Aereo Wants Supreme Court To Approve Streaming TV Service
The Barry Diller-backed startup so far has prevailed in court against TV broadcasters, who want to shut down the streaming service. But even though Aereo has beaten back broadcasters in New York and Boston, the networks have vowed to sue Aereo in every market where it launches. Making good on their threat, broadcasters recently brought two separate lawsuits in Utah, where Aereo rolled out its service several months ago.
TV broadcasters recently asked the Supreme Court to hear an appeal of one of the major pro-Aereo rulings -- a decision issued earlier this year by the Second Circuit Court of Appeals in New York. That court refused to prohibit Aereo from operating its service, which allows customers to stream over-the-air TV shows to iPhones, iPads and other devices.
Aereo said today that it's joining in the broadcasters' request for Supreme Court review, mainly because it's tired of fighting the same battle in multiple cities. “Even though the Second Circuit decided [the] issue correctly, petitioners have signaled their intention to wage a war of attrition by re-litigating this issue in every market to which Aereo expands its business,” the company says in its court papers. “Accordingly, Aereo believes it is appropriate for this Court to grant review to affirm the decision below.”
The dispute centers on whether Aereo is allowed to stream TV shows without licenses. The broadcasters say the answer is no, arguing that Aereo's streams are “public” performances, which require licenses. But Aereo says its streams are “private,” and therefore don't infringe copyright. The company has installed thousands of tiny antennas in cities where it operates, and uses those antennas to capture over-the-air signals and stream them to users. Aereo argues that the streams are private because they're made on an antenna-to-user basis.
At first glance, it seems odd that the company is seeking Supreme Court review, given that Aereo won in the Second Circuit. After all, if the Supreme Court declines to take the case, Aereo can continue to operate. But the company might have good reasons for wanting the Supreme Court to decide the matter, says University of Maryland law professor James Grimmelmann, who has followed the case closely.
For one thing, he says in an email, Aereo might want to see the cases “resolved quickly and decisively rather than taking their chances in one circuit after another.”
Grimmelmann adds that Aereo could think it has better odds of winning at the Supreme Court than its chief rival, FilmOn X, which is also facing litigation by broadcasters. Even though FilmOn X reportedly uses the same technology as Aereo, judges in California and Washington, D.C. have prohibited FilmOn X from operating.

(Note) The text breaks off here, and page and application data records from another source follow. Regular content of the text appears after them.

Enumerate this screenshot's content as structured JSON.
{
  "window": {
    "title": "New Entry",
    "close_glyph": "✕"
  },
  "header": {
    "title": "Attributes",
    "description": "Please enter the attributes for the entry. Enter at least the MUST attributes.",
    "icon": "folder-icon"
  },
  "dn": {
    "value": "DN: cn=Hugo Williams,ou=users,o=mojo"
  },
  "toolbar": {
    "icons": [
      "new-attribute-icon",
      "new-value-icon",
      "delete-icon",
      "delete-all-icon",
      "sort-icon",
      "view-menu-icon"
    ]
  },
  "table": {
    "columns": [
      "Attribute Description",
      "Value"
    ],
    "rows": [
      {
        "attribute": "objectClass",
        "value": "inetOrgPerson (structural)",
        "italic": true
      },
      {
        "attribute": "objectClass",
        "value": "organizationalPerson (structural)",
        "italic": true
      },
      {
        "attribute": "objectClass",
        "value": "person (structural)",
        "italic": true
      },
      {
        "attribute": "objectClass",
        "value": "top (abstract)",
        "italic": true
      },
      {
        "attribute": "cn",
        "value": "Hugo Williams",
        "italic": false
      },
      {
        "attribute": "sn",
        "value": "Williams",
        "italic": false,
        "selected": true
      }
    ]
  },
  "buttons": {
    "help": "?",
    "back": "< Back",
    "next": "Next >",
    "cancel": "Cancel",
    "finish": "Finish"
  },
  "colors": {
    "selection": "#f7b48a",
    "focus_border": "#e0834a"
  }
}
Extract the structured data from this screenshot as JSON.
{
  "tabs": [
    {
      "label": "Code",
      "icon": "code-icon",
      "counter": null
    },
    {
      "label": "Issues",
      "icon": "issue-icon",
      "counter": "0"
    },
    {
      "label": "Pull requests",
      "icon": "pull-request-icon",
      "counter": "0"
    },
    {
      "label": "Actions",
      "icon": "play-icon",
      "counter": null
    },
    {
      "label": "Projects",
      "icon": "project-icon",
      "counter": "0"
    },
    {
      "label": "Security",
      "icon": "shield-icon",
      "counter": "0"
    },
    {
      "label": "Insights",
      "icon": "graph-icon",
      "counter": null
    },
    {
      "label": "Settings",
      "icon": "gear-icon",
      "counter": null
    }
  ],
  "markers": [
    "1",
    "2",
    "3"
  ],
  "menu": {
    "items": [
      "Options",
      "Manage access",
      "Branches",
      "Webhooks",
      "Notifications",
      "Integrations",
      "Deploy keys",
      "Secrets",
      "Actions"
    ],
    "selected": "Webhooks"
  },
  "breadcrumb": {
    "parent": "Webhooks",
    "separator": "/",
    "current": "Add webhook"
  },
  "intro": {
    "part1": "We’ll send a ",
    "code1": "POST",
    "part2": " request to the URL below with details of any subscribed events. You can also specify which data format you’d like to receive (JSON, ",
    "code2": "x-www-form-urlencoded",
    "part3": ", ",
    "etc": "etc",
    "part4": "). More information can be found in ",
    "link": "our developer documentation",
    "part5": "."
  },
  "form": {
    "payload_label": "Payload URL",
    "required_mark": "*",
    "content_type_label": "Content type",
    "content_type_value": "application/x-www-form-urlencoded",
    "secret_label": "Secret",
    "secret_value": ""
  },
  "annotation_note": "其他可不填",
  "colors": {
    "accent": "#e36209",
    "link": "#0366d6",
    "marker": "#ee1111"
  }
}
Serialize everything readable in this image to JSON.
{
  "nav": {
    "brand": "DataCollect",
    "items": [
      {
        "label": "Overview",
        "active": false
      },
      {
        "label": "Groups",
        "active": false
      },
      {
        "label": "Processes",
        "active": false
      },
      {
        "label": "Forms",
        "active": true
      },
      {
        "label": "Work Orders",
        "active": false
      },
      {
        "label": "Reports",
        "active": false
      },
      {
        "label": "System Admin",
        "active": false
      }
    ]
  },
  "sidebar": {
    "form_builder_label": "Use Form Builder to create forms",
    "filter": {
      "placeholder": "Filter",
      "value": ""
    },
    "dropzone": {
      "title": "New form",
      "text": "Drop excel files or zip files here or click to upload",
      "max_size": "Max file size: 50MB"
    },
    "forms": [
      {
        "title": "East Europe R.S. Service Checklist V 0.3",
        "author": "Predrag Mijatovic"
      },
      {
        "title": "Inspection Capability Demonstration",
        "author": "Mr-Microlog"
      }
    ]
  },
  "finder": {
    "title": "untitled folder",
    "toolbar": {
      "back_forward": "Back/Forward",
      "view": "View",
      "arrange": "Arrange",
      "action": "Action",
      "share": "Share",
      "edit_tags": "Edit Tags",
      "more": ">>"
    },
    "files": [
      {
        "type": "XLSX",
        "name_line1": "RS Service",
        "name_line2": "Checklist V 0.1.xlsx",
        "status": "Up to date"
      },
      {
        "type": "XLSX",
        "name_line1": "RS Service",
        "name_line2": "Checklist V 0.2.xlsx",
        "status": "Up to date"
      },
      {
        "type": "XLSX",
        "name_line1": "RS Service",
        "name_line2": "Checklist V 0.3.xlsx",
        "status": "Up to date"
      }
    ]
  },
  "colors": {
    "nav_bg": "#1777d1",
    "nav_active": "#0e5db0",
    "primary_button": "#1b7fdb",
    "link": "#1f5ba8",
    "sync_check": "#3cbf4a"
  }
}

Not only does FilmOn X have a worse track record than Aereo in court, but the startup also has a history of questionable judgment: Initially, the company called itself Aereokiller, but changed its name after Aereo brought a trademark infringement lawsuit. More recently, a federal judge found the company in contempt of court for testing its service after she prohibited it from operating.
FilmOn X is appealing the rulings against it, but if the appellate courts in those parts of the country also rule against FilmOn X, there will be a “circuit split,” which often spurs the Supreme Court to accept a case. That's probably the last thing Aereo wants, according to Grimmelmann.
“Aereo has realized that the alternative to having the Supreme Court take its case is for the Supreme Court to wait until there's a circuit split and take FilmOn's case,” Grimmelmann says. “Aereo would much rather litigate the case itself than leave its fate in the hands of FilmOn and FilmOn's lawyers.”